  27. @JG,
    You’re right. Why is it that in most creative endeavors,
    everybody LOVES your stuff…until it’s time to get paid for it?
    Same thing in the bands I’ve been in, etc. I don’t think people appreciate the amount of thought and time we put in to our efforts. There are several other weekly local column contibutors as well. I wish I knew their status as far as amount paid and reliablilty of said payments.

  28. “(W)rite without pay until somebody offers pay. If nobody offers pay within three years, the candidate may look upon this circumstance with the most implicit confidence as the sign that sawing wood is what he was intended for.” — Mark Twain

  29. It could be worse Keith, you could have an obscure webcomic which you work really hard on but have no idea how to market šŸ˜›

    If you’re happy enough working for practise and exposure that’s your own business and good luck with it. I guess keep sending out portfolios, see if you can get some paying gigs off the back of the name-recognition you’re currently building up.

  30. You guys are right and I really don’t want to complain, I just want to make sure that I am inline with everyone else.

  31. I don’t agree with Mark Twain. šŸ™‚ Don’t do ANYTHING without pay. Artist don’t get paid because too many of us do things for free. Plumbers don’t do it, Loan Officers don’t do it?neither should we (Artist). Keith, this is capitalism, charge what you want–just don’t work for free, imho. Value your work.

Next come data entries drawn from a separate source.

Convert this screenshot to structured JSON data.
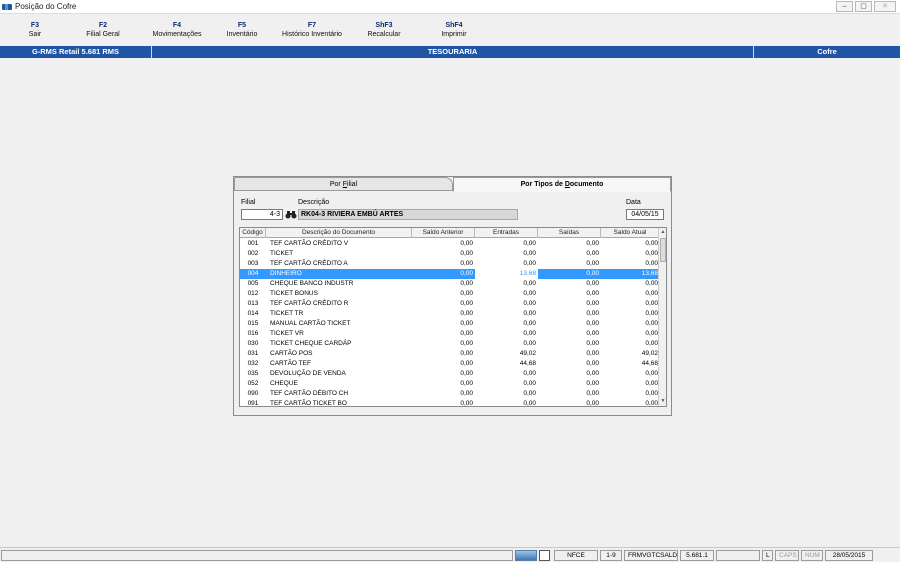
{
  "window": {
    "title": "Posição do Cofre"
  },
  "toolbar": [
    {
      "key": "F3",
      "label": "Sair"
    },
    {
      "key": "F2",
      "label": "Filial Geral"
    },
    {
      "key": "F4",
      "label": "Movimentações"
    },
    {
      "key": "F5",
      "label": "Inventário"
    },
    {
      "key": "F7",
      "label": "Histórico Inventário"
    },
    {
      "key": "ShF3",
      "label": "Recalcular"
    },
    {
      "key": "ShF4",
      "label": "Imprimir"
    }
  ],
  "header": {
    "system": "G-RMS Retail 5.681 RMS",
    "module": "TESOURARIA",
    "context": "Cofre"
  },
  "tabs": {
    "tab1": "Por Filial",
    "tab2": "Por Tipos de Documento"
  },
  "filter": {
    "filial_label": "Filial",
    "filial_value": "4-3",
    "descricao_label": "Descrição",
    "descricao_value": "RK04-3 RIVIERA EMBÚ ARTES",
    "data_label": "Data",
    "data_value": "04/05/15"
  },
  "grid": {
    "columns": [
      "Código",
      "Descrição do Documento",
      "Saldo Anterior",
      "Entradas",
      "Saídas",
      "Saldo Atual"
    ],
    "rows": [
      [
        "001",
        "TEF CARTÃO CRÉDITO V",
        "0,00",
        "0,00",
        "0,00",
        "0,00"
      ],
      [
        "002",
        "TICKET",
        "0,00",
        "0,00",
        "0,00",
        "0,00"
      ],
      [
        "003",
        "TEF CARTÃO CRÉDITO A",
        "0,00",
        "0,00",
        "0,00",
        "0,00"
      ],
      [
        "004",
        "DINHEIRO",
        "0,00",
        "13,68",
        "0,00",
        "13,68"
      ],
      [
        "005",
        "CHEQUE BANCO INDUSTR",
        "0,00",
        "0,00",
        "0,00",
        "0,00"
      ],
      [
        "012",
        "TICKET BONUS",
        "0,00",
        "0,00",
        "0,00",
        "0,00"
      ],
      [
        "013",
        "TEF CARTÃO CRÉDITO R",
        "0,00",
        "0,00",
        "0,00",
        "0,00"
      ],
      [
        "014",
        "TICKET TR",
        "0,00",
        "0,00",
        "0,00",
        "0,00"
      ],
      [
        "015",
        "MANUAL CARTÃO TICKET",
        "0,00",
        "0,00",
        "0,00",
        "0,00"
      ],
      [
        "016",
        "TICKET VR",
        "0,00",
        "0,00",
        "0,00",
        "0,00"
      ],
      [
        "030",
        "TICKET CHEQUE CARDÁP",
        "0,00",
        "0,00",
        "0,00",
        "0,00"
      ],
      [
        "031",
        "CARTÃO POS",
        "0,00",
        "49,02",
        "0,00",
        "49,02"
      ],
      [
        "032",
        "CARTÃO TEF",
        "0,00",
        "44,68",
        "0,00",
        "44,68"
      ],
      [
        "035",
        "DEVOLUÇÃO DE VENDA",
        "0,00",
        "0,00",
        "0,00",
        "0,00"
      ],
      [
        "052",
        "CHEQUE",
        "0,00",
        "0,00",
        "0,00",
        "0,00"
      ],
      [
        "090",
        "TEF CARTÃO DÉBITO CH",
        "0,00",
        "0,00",
        "0,00",
        "0,00"
      ],
      [
        "091",
        "TEF CARTÃO TICKET BO",
        "0,00",
        "0,00",
        "0,00",
        "0,00"
      ]
    ],
    "selected_row": 3
  },
  "statusbar": {
    "nfce": "NFCE",
    "range": "1-9",
    "program": "FRMVGTCSALD",
    "version": "5.681.1",
    "l": "L",
    "caps": "CAPS",
    "num": "NUM",
    "date": "28/05/2015"
  },
  "colors": {
    "header_blue": "#1f55a4",
    "selection": "#3399ff"
  }
}
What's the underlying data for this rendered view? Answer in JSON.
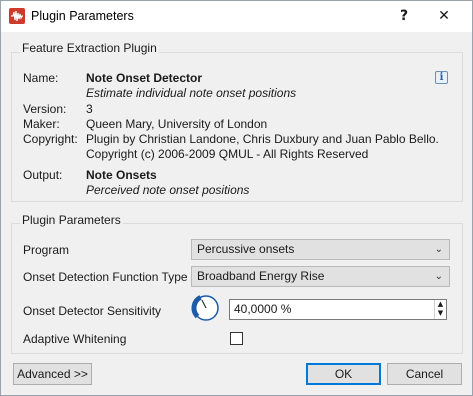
{
  "window": {
    "title": "Plugin Parameters",
    "help_label": "?",
    "close_label": "✕"
  },
  "feature": {
    "group_title": "Feature Extraction Plugin",
    "name_label": "Name:",
    "name_value": "Note Onset Detector",
    "description": "Estimate individual note onset positions",
    "version_label": "Version:",
    "version_value": "3",
    "maker_label": "Maker:",
    "maker_value": "Queen Mary, University of London",
    "copyright_label": "Copyright:",
    "copyright_line1": "Plugin by Christian Landone, Chris Duxbury and Juan Pablo Bello.",
    "copyright_line2": "Copyright (c) 2006-2009 QMUL - All Rights Reserved",
    "output_label": "Output:",
    "output_value": "Note Onsets",
    "output_description": "Perceived note onset positions",
    "info_icon": "i"
  },
  "params": {
    "group_title": "Plugin Parameters",
    "program_label": "Program",
    "program_value": "Percussive onsets",
    "odf_label": "Onset Detection Function Type",
    "odf_value": "Broadband Energy Rise",
    "sensitivity_label": "Onset Detector Sensitivity",
    "sensitivity_value": "40,0000 %",
    "sensitivity_level": 0.4,
    "whitening_label": "Adaptive Whitening",
    "whitening_checked": false
  },
  "buttons": {
    "advanced": "Advanced >>",
    "ok": "OK",
    "cancel": "Cancel"
  },
  "colors": {
    "accent": "#0078d7",
    "knob_blue": "#1e5aa8",
    "app_icon_red": "#d03a2b"
  }
}
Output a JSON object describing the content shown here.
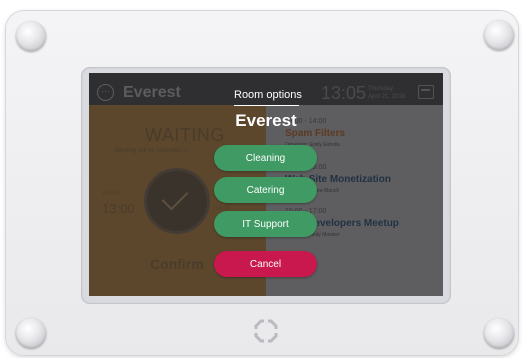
{
  "app": {
    "room_name": "Everest",
    "clock": "13:05",
    "date_line1": "Thursday",
    "date_line2": "April 21, 2016"
  },
  "status": {
    "label": "WAITING",
    "note": "Meeting will be cancelled in",
    "start_label": "START",
    "start_time": "13:00",
    "ring_side_label": "14:00",
    "confirm_label": "Confirm"
  },
  "events": [
    {
      "time": "13:00 - 14:00",
      "title": "Spam Filters",
      "organizer": "Organizer: Emily Estrella"
    },
    {
      "time": "14:00 - 15:00",
      "title": "Web Site Monetization",
      "organizer": "Organizer: Claire Munch"
    },
    {
      "time": "15:00 - 17:00",
      "title": "App Developers Meetup",
      "organizer": "Organizer: Andy Mossier"
    }
  ],
  "dialog": {
    "tab_label": "Room options",
    "title": "Everest",
    "options": [
      "Cleaning",
      "Catering",
      "IT Support"
    ],
    "cancel_label": "Cancel"
  },
  "colors": {
    "option_green": "#3f9a63",
    "cancel_red": "#c8184e",
    "status_amber": "#8a6533"
  },
  "icons": {
    "menu": "menu-dots-icon",
    "calendar": "calendar-icon",
    "logo": "device-logo-icon"
  }
}
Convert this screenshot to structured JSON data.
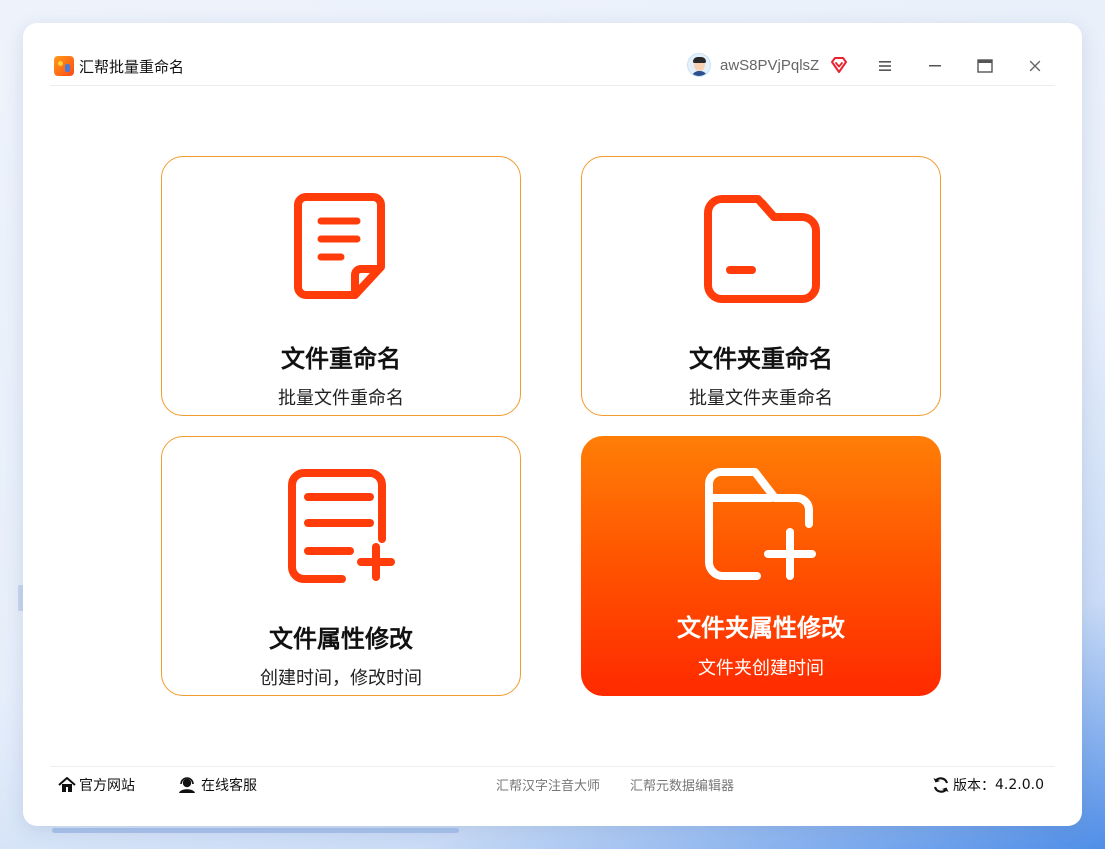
{
  "app": {
    "title": "汇帮批量重命名"
  },
  "user": {
    "name": "awS8PVjPqlsZ"
  },
  "cards": [
    {
      "title": "文件重命名",
      "subtitle": "批量文件重命名"
    },
    {
      "title": "文件夹重命名",
      "subtitle": "批量文件夹重命名"
    },
    {
      "title": "文件属性修改",
      "subtitle": "创建时间，修改时间"
    },
    {
      "title": "文件夹属性修改",
      "subtitle": "文件夹创建时间"
    }
  ],
  "footer": {
    "official_site": "官方网站",
    "online_service": "在线客服",
    "links": [
      "汇帮汉字注音大师",
      "汇帮元数据编辑器"
    ],
    "version_label": "版本：",
    "version": "4.2.0.0"
  },
  "colors": {
    "accent": "#ff3c0a",
    "card_border": "#f29b2f",
    "active_gradient_top": "#ff7e06",
    "active_gradient_bottom": "#ff2a00"
  }
}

  32. Hell, even BAD Plumbers and Loan Officers don’t work for free. LOL. Only Artist are dumb enough to work for free and then complain about money. Crazy.

  33. Actually, JG, Twain addresses that specifically — he says that every craftsman serves an apprenticeship and that for writers (it would also apply to artists), to show up on Day One and expect to be treated differently is absurd.

    I wrote for college publications for free and I started in the real world with book reviews for which pay was that you got to keep the book, eventually moved up to $5-plus-keep-the-book and gradually grew into a self-sustaining professional writer.

    Twain says it better — just substitute “artist” for “writer” in this:

  34. That was then?this is now. Don’t do any work for free. People
    in India don’t even work for free dude. šŸ™‚ It sets up a very bad
    trend that Creatives have to keep fighting.

    Mark Twain does not live in the 21st century. Also remember,
    Twain was born of the “merchant class” and became an “elite”
    in his 30s so his outlook on things was “quite different” than
    most in 1800-1900 America.

    If Twain lived now he would have a different take on “working for
    free.” Artist are not “craftsman.” And we Artist don’t have an
    apprenticeship process like others. To show up on “Day One”
    and expect to be paid for your toil is capitalism 101 in 2010.

    A student giving away work to a college publication for free is
    one thing, giving your work away to a for-profit company is just

    Creatives (Artist and Writers) need to stop being silly?stop
    working for free. No other profession does this?work for free
    all the time. Working for free reinforces the idea that art is not
    work?that it’s a hobby or a plaything. That it is in not really

  35. JG,
    Thanks. I guess it took another cartoonist to actually get the joke.
    The puchline was going to be “You know those are fake” but the editor asked me to tone it down a little. I guess it really didn’t matter after all.

Comments are closed.